Criticisms aside, there were good things about the music video as well. I had originally disdained upon their outfits, and for the most part I still hold to that, although I concede that at least they look better in the MV. Really, Seungri’s and Daesung’s and even T.O.P’s don’t look so bad. I found Seungri looking very cute, Spock haircut and all. G-Dragon still looks like a turtle with that jacket, though, and Taeyang looks like he just rolled out of bed. I found the cinematography and setting beautiful. New York City is always gorgeous but it especially fits the “bad boy” image of this song. Overall, it wasn’t a bad MV, in spite of its lack of creativity. I liked it and I did download it onto my iPhone.
Working with Brooklyn based film production team, Agon Creative, for both “Blue” and “Bad Boy”, each MV represents two sides of the same coin that is YG Entertainment’s flagship group. One that has grown within the past year by overcoming difficult experiences that, in other instances, would have lead to disband yet only made them more keen to return.
“Fantastic Baby” MV
Reviewed by Gaya
What do Apache Indian, A. R. Rahman and Big Bang have in common? Why, all three like to Boom Shakalaka, of course (or some variation thereof). I’ve been looking forward to this MV ever since I saw the Naver teaser for the song, and I have to say that I enjoyed aspects of it.

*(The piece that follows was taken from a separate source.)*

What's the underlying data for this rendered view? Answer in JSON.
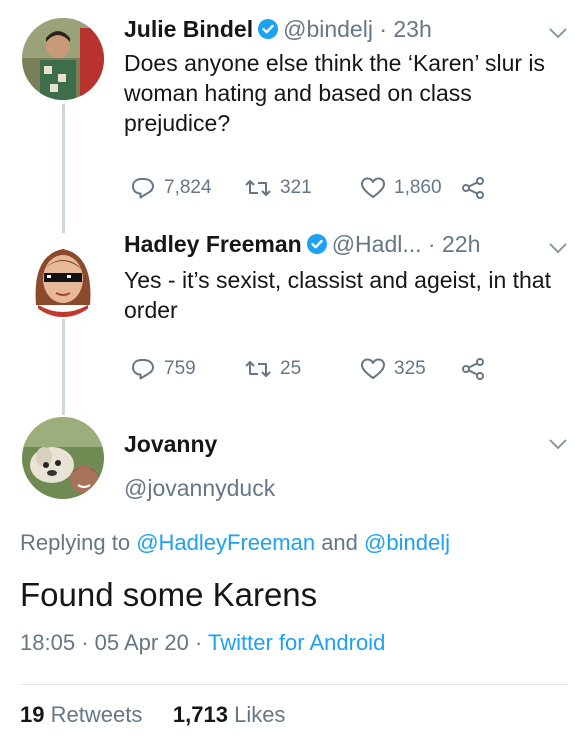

The MV starts with a quick shot of an owl perched on a lamp post surrounded by debris. In Asia, owls are usually seen as ill omens and markers of death. The owl may have been used to foreshadow the upcoming battle in the MV. As for the actual song, it’s perfect headbanging, throw-your-hands-in-the-air party music; in fact, attempts by me to seriously analyse this MV were temporarily stymied by the — you guessed it — Boom Shakalakas. The rest of the lyrics contain the usual bragging, and there’s really only one truly unfortunate line: “Mama I wanna be your lover.”

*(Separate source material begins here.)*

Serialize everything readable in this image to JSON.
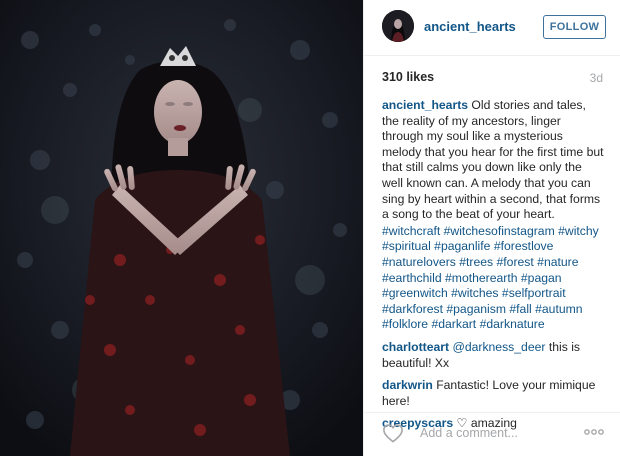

The main storyline of the MV involves the battle between black-clad anti-music troops and white-masked music lovers. The former most likely represent the censor-happy Ministry of Gender Equality and Family, and the latter the average music fan; the two sides battle it out, with the white side prevailing, and the MV culminates in a victory celebration dance party with the Big Bang members, where the white masks are removed to reveal normal people underneath. The message of everyday people working together to overcome oppression is nice, but it gets lost in all the other crazy things going on in this MV, and in the end the message is pretty much rendered impotent. I mean, what is going to capture my attention more: the stifling of creativity by the government, or a shackled Daesung? I initially thought he had been captured by MOGEF, but then I realised that there was no way they would allow him to be that hot while under their custody. In fact the thing to elicit the strongest reaction from me was Taeyang meditating… while wearing shoes. That’s just rude, Sol. And I think the less said about poor Seungri, the better. It hurts too much.

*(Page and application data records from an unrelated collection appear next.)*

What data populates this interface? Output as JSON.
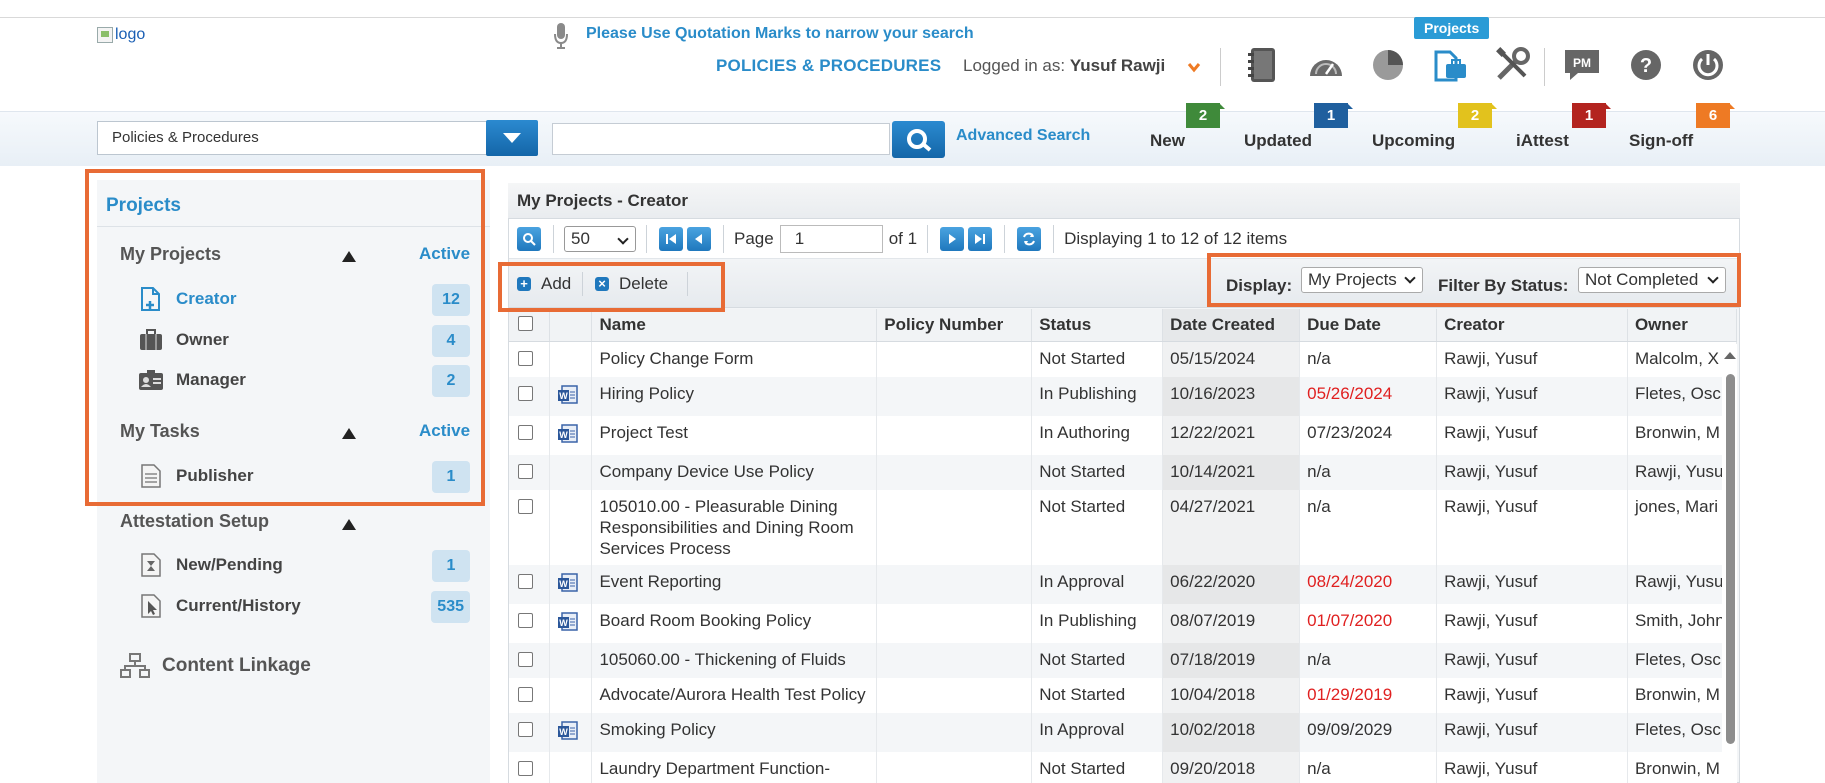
{
  "header": {
    "logo_alt": "logo",
    "search_tip": "Please Use Quotation Marks to narrow your search",
    "module_name": "POLICIES & PROCEDURES",
    "logged_in_label": "Logged in as:",
    "user_name": "Yusuf Rawji",
    "projects_tag": "Projects",
    "toolbar_icons": [
      "manual-icon",
      "dashboard-gauge-icon",
      "reports-pie-icon",
      "projects-icon",
      "tools-icon",
      "pm-messages-icon",
      "help-icon",
      "power-icon"
    ]
  },
  "search": {
    "module_value": "Policies & Procedures",
    "query_value": "",
    "advanced_label": "Advanced Search"
  },
  "quick_links": [
    {
      "label": "New",
      "count": "2",
      "color": "#3f8a3a"
    },
    {
      "label": "Updated",
      "count": "1",
      "color": "#1f5f9e"
    },
    {
      "label": "Upcoming",
      "count": "2",
      "color": "#e2c21d"
    },
    {
      "label": "iAttest",
      "count": "1",
      "color": "#b3241f"
    },
    {
      "label": "Sign-off",
      "count": "6",
      "color": "#ee7a24"
    }
  ],
  "sidebar": {
    "title": "Projects",
    "my_projects": {
      "label": "My Projects",
      "active_label": "Active",
      "items": [
        {
          "label": "Creator",
          "count": "12"
        },
        {
          "label": "Owner",
          "count": "4"
        },
        {
          "label": "Manager",
          "count": "2"
        }
      ]
    },
    "my_tasks": {
      "label": "My Tasks",
      "active_label": "Active",
      "items": [
        {
          "label": "Publisher",
          "count": "1"
        }
      ]
    },
    "attestation": {
      "label": "Attestation Setup",
      "items": [
        {
          "label": "New/Pending",
          "count": "1"
        },
        {
          "label": "Current/History",
          "count": "535"
        }
      ]
    },
    "content_linkage": "Content Linkage"
  },
  "main": {
    "title": "My Projects - Creator",
    "pager": {
      "page_size": "50",
      "page_label": "Page",
      "page_value": "1",
      "of_label": "of 1",
      "display_text": "Displaying 1 to 12 of 12 items"
    },
    "toolbar": {
      "add_label": "Add",
      "delete_label": "Delete",
      "display_label": "Display:",
      "display_value": "My Projects",
      "filter_label": "Filter By Status:",
      "filter_value": "Not Completed"
    },
    "columns": [
      "Name",
      "Policy Number",
      "Status",
      "Date Created",
      "Due Date",
      "Creator",
      "Owner"
    ],
    "rows": [
      {
        "doc": false,
        "name": "Policy Change Form",
        "policy_number": "",
        "status": "Not Started",
        "created": "05/15/2024",
        "due": "n/a",
        "due_late": false,
        "creator": "Rawji, Yusuf",
        "owner": "Malcolm, X"
      },
      {
        "doc": true,
        "name": "Hiring Policy",
        "policy_number": "",
        "status": "In Publishing",
        "created": "10/16/2023",
        "due": "05/26/2024",
        "due_late": true,
        "creator": "Rawji, Yusuf",
        "owner": "Fletes, Osc"
      },
      {
        "doc": true,
        "name": "Project Test",
        "policy_number": "",
        "status": "In Authoring",
        "created": "12/22/2021",
        "due": "07/23/2024",
        "due_late": false,
        "creator": "Rawji, Yusuf",
        "owner": "Bronwin, M"
      },
      {
        "doc": false,
        "name": "Company Device Use Policy",
        "policy_number": "",
        "status": "Not Started",
        "created": "10/14/2021",
        "due": "n/a",
        "due_late": false,
        "creator": "Rawji, Yusuf",
        "owner": "Rawji, Yusu"
      },
      {
        "doc": false,
        "name": "105010.00 - Pleasurable Dining Responsibilities and Dining Room Services Process",
        "policy_number": "",
        "status": "Not Started",
        "created": "04/27/2021",
        "due": "n/a",
        "due_late": false,
        "creator": "Rawji, Yusuf",
        "owner": "jones, Mari"
      },
      {
        "doc": true,
        "name": "Event Reporting",
        "policy_number": "",
        "status": "In Approval",
        "created": "06/22/2020",
        "due": "08/24/2020",
        "due_late": true,
        "creator": "Rawji, Yusuf",
        "owner": "Rawji, Yusu"
      },
      {
        "doc": true,
        "name": "Board Room Booking Policy",
        "policy_number": "",
        "status": "In Publishing",
        "created": "08/07/2019",
        "due": "01/07/2020",
        "due_late": true,
        "creator": "Rawji, Yusuf",
        "owner": "Smith, John"
      },
      {
        "doc": false,
        "name": "105060.00 - Thickening of Fluids",
        "policy_number": "",
        "status": "Not Started",
        "created": "07/18/2019",
        "due": "n/a",
        "due_late": false,
        "creator": "Rawji, Yusuf",
        "owner": "Fletes, Osc"
      },
      {
        "doc": false,
        "name": "Advocate/Aurora Health Test Policy",
        "policy_number": "",
        "status": "Not Started",
        "created": "10/04/2018",
        "due": "01/29/2019",
        "due_late": true,
        "creator": "Rawji, Yusuf",
        "owner": "Bronwin, M"
      },
      {
        "doc": true,
        "name": "Smoking Policy",
        "policy_number": "",
        "status": "In Approval",
        "created": "10/02/2018",
        "due": "09/09/2029",
        "due_late": false,
        "creator": "Rawji, Yusuf",
        "owner": "Fletes, Osc"
      },
      {
        "doc": false,
        "name": "Laundry Department Function-",
        "policy_number": "",
        "status": "Not Started",
        "created": "09/20/2018",
        "due": "n/a",
        "due_late": false,
        "creator": "Rawji, Yusuf",
        "owner": "Bronwin, M"
      }
    ]
  },
  "colors": {
    "accent": "#2a8cc9",
    "highlight": "#e86b35",
    "overdue": "#e02020"
  }
}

That said, though, there were some things I liked, most of them TOP-related. I love how TOP’s eyes are done to make them appear wider, as well as his solo scenes, where he seemed to have become a Hogwarts painting. I also love his ventriloquism skills, which have really improved over the last few MVs — and, of course, the boom shakalaka, boom shakalaka. And I may be the only one, but I loved G-Dragon’s Rapunzel hair. It was getting longer and longer anyway, and I feel that they just brought the hairstyle to its natural conclusion. So now, maybe we can change it?